BANGOR, Maine — Councilor Cary Weston said it best: “What a difference a year makes.”
American Folk Festival organizers briefed city councilors Wednesday on the success of the 2010 event and announced that they had made their first repayment to address $300,000 in debt owed to the city.
The first installment of $30,000 came the city’s way in mid-October. The festival has paid all debts associated with the 2010 event and already has begun planning for 2011.
More than anything, the financial success of this ninth annual event on the Bangor Waterfront was a validation for the many volunteers that made it happen and the many visitors that keep it going year after year, said Maria Baeza, chairwoman of the folk festival board of directors.
“The community support is immensely gratifying, especially considering the ongoing economic pressure that Maine is facing,” she said. “We have received a strong message from festival stakeholders: The American Folk Festival is a unique event worth supporting and worth keeping admission-free.”
Councilors were effusive in their praise of the festival’s staff and board of directors for turning around the financial picture in such a short time.
“I am delighted in the change of tone from last year,” Geoff Gratwick said. “It’s remarkable what you’ve done.”
The folk festival has been in Bangor since 2002 when the National Folk Festival began a three-year run in the Queen City. In 2005, a group of local community members launched the American Folk Festival in hopes of continuing the success of the music and culture showcase.
While popular, the locally run festival built significant debt. Last year, the problems came to a head when the city cut off its funding to the festival after a previously undisclosed financial relationship between the city and the festival became public. After much debate, councilors and festival organizers reached an agreement that effectively severed ties between the longtime partners.
The city no longer would provide any cash contributions to the folk festival and would reduce the level of in-kind services — including but not limited to police, fire, public works and engineering duties.

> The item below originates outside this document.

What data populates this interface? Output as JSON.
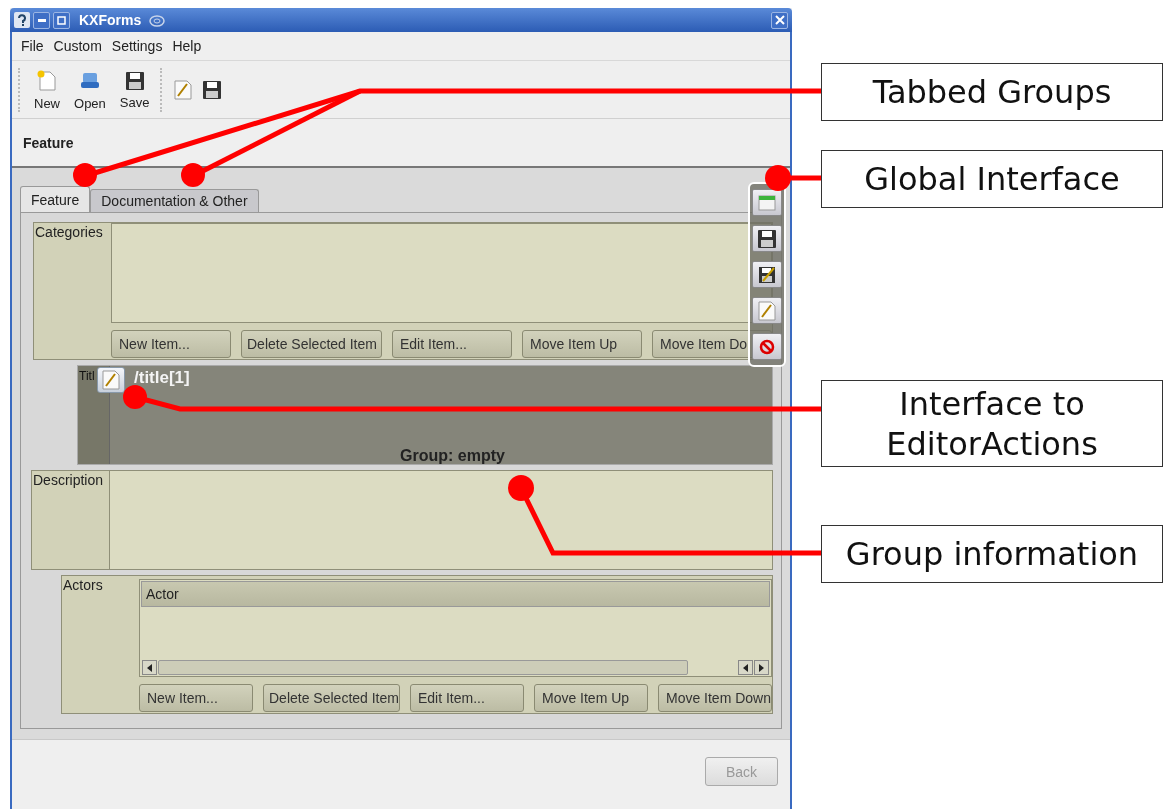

Festival organizers responded by cutting expenses more than $140,000. The result was a slightly scaled-down festival but one that still featured 66 individual performances on four stages over three days, Baeza said.
The 2010 season also featured more aggressive fundraising efforts. Shortly after the late-August festival ended, organizers announced they had raised more than $170,000 through the annual bucket brigade, the highest total in nine years. The previous bucket brigade high was in 2009 when $107,000 was raised.
Baeza said board members were ecstatic to make good on their promise to repay the city.
“We took that agreement very seriously,” she said.
Weston pointed out that the festival representatives had no obligation to meet with councilors and that their appearance Wednesday was a show of cooperation and respect.
The success of the American Folk Festival may have helped pave the way for the Hollywood Slots Waterfront Concert Series, which completed a successful run this year and already has begun planning a 2011 series.
The festival even got a boost from the concert series, when local promoter Alex Gray agreed to let the American Folk Festival use the giant stage that will be set up on the waterfront.